▸ **REQUIREMENT**
Every line holding "JSON" should be copied from the records below.

□ □ □ □

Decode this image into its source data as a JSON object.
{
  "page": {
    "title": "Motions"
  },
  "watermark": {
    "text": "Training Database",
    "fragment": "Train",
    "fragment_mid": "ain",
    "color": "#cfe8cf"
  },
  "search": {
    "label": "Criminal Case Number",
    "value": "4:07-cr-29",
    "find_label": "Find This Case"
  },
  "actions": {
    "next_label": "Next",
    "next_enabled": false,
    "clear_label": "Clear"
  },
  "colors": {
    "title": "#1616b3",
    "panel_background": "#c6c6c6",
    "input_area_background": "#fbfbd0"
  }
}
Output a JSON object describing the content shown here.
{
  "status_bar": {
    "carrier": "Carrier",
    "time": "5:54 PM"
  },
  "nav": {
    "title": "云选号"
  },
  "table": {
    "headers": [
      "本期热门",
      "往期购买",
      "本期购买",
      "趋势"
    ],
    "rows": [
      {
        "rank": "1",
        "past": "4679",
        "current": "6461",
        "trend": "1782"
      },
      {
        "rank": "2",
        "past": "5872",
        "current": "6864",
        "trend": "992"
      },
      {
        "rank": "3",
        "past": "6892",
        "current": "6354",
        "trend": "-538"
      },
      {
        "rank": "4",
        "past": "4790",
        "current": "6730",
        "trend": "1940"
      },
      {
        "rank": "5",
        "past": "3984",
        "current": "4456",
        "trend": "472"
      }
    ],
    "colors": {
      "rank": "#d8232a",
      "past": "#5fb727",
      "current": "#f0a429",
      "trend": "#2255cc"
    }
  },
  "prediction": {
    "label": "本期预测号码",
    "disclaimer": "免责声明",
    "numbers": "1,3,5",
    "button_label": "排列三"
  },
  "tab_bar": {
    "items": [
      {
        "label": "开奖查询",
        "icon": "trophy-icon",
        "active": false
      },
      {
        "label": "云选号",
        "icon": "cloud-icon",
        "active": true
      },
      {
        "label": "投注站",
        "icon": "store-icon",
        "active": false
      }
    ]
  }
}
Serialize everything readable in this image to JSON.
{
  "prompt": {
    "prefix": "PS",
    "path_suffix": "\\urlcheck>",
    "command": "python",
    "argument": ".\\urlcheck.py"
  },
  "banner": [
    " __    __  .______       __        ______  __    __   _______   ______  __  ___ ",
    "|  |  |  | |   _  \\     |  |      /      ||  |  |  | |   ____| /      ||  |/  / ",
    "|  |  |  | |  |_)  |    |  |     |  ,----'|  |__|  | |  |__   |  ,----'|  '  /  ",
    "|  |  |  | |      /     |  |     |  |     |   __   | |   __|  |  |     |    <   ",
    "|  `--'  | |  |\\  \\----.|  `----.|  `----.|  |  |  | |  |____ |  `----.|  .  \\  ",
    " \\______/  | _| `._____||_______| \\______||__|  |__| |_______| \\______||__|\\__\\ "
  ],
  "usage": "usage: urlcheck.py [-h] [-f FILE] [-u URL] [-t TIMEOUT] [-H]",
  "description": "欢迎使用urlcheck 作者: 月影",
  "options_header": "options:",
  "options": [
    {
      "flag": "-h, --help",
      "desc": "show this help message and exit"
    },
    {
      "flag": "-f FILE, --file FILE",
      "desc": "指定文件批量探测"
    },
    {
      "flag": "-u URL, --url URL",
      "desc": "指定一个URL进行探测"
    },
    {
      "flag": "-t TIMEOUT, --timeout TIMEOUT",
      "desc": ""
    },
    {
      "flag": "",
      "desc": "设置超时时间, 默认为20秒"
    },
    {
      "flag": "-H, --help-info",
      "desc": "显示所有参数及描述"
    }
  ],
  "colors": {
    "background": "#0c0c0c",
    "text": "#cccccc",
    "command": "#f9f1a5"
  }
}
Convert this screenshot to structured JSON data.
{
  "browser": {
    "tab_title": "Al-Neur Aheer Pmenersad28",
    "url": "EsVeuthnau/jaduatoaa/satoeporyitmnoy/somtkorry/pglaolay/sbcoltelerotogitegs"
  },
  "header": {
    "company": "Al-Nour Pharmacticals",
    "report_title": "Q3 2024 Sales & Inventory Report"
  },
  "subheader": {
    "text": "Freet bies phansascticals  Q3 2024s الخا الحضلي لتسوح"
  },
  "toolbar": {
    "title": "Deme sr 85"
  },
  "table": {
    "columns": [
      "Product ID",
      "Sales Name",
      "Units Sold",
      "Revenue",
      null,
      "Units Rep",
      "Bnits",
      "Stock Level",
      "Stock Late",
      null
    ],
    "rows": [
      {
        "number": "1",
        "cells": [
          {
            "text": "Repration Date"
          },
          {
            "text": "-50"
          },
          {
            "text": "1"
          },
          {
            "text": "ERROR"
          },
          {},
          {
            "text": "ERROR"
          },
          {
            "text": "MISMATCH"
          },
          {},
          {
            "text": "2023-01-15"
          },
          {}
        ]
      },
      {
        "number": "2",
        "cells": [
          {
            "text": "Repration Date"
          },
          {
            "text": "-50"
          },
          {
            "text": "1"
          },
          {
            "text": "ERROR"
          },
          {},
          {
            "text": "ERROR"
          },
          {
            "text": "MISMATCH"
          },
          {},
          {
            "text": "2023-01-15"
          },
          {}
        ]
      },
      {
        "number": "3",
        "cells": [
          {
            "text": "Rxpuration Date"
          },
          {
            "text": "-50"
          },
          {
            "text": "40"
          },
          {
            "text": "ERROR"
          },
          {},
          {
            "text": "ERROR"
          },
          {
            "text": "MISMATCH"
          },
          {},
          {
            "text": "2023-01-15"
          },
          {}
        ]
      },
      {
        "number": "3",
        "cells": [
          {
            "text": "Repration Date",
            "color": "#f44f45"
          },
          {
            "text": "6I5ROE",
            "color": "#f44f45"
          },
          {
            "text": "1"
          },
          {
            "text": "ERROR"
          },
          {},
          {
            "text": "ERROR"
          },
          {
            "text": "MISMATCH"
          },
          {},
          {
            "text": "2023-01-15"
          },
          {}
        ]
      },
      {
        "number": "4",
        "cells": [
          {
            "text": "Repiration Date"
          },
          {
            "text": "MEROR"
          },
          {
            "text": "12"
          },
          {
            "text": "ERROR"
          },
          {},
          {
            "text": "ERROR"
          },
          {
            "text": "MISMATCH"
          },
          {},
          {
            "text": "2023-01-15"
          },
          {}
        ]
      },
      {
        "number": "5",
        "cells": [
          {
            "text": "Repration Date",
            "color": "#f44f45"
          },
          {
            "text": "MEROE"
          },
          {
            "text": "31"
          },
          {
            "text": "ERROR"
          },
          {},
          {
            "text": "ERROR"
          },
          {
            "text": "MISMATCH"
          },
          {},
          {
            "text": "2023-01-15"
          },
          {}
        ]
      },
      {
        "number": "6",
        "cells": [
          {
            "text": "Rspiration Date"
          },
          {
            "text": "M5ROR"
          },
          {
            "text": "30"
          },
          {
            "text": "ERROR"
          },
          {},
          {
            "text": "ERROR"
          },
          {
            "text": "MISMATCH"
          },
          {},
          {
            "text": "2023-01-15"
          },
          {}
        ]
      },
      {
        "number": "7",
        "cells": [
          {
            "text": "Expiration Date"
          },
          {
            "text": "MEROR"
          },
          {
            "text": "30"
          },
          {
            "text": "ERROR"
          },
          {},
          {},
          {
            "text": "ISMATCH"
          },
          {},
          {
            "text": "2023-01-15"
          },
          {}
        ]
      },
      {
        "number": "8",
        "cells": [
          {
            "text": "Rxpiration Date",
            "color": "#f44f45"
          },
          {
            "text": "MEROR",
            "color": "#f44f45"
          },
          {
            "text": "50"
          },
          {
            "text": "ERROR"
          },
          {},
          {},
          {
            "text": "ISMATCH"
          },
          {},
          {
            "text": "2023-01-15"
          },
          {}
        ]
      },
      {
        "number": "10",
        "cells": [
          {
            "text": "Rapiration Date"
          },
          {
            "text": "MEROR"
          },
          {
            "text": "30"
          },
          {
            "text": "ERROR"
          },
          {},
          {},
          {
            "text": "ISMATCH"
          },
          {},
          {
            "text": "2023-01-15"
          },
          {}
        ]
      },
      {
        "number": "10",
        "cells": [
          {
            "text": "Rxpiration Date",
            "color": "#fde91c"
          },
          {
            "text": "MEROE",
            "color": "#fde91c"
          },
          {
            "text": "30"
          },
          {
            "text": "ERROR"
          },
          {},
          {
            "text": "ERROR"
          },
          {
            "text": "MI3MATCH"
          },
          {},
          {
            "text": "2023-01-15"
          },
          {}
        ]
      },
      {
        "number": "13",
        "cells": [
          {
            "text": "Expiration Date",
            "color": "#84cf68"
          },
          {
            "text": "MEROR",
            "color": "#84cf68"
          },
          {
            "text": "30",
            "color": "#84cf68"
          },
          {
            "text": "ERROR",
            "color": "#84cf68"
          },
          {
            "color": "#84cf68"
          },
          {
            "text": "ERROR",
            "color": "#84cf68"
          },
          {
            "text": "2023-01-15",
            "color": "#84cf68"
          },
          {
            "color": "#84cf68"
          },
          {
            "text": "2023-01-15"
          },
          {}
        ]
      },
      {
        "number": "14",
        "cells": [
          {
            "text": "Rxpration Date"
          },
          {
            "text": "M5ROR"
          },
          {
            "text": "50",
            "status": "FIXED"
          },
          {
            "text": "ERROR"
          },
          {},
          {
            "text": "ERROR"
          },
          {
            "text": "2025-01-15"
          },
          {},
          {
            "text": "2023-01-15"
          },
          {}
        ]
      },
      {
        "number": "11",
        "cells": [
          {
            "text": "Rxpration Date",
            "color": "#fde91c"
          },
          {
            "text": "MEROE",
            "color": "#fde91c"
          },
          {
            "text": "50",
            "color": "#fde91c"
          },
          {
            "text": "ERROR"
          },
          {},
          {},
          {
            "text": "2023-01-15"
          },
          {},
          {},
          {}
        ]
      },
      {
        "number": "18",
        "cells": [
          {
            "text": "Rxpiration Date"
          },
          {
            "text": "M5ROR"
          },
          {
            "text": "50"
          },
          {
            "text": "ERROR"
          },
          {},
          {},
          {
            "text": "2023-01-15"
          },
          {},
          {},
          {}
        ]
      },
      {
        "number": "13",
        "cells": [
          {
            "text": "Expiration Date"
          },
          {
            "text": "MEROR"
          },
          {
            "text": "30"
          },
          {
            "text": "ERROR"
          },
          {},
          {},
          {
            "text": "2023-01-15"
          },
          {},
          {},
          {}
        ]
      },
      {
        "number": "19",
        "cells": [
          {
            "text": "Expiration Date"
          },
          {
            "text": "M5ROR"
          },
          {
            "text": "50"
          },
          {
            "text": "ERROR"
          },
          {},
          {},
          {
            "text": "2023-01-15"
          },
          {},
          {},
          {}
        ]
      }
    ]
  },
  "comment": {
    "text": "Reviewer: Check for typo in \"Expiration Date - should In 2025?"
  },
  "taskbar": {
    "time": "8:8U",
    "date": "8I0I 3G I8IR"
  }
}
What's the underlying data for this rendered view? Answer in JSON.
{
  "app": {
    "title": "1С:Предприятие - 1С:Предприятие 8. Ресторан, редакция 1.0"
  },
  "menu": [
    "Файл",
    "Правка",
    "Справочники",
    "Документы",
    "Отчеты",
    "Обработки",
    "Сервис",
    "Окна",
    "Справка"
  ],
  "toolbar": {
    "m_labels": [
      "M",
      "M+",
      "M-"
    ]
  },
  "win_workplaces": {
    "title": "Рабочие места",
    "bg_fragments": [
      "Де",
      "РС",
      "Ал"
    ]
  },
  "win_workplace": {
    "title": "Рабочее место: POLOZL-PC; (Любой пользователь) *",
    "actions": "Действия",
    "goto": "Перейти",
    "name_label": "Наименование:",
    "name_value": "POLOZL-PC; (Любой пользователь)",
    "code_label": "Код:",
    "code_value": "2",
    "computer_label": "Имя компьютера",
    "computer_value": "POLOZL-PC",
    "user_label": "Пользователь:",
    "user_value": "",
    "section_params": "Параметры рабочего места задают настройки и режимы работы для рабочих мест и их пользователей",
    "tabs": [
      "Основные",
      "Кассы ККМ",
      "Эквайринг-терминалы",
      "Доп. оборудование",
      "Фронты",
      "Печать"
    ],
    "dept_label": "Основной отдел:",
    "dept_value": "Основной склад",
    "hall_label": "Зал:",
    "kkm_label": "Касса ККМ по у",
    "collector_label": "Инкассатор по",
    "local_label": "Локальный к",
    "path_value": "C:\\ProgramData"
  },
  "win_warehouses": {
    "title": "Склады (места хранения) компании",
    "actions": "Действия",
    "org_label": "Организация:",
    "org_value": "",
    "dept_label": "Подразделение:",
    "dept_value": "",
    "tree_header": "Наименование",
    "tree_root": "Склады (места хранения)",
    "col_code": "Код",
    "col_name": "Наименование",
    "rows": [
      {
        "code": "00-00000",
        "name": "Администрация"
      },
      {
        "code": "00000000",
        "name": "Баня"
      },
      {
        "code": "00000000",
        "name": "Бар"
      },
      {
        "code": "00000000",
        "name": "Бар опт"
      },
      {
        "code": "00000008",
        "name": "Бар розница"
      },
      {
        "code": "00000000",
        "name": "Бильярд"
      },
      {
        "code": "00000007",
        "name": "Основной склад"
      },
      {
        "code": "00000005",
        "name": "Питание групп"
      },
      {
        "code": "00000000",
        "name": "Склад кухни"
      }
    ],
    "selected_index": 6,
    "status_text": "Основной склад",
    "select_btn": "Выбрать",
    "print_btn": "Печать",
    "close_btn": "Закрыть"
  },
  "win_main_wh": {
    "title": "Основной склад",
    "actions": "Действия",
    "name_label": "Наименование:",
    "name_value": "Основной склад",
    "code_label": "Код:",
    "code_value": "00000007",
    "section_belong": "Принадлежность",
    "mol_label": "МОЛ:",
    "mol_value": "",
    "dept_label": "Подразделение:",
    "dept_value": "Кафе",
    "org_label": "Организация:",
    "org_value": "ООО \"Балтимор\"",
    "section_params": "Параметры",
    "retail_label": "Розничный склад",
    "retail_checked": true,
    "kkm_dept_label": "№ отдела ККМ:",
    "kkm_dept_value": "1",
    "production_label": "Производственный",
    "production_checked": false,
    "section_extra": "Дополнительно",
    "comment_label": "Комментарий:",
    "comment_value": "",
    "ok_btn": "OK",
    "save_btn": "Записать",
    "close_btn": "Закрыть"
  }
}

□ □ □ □

▸ **SOLUTION FOR THIS EXERCISE**
Decode this image into its source data as a JSON object.
Output a JSON object describing the content shown here.
Serialize everything readable in this image to JSON.
Convert this screenshot to structured JSON data.
What's the underlying data for this rendered view? Answer in JSON.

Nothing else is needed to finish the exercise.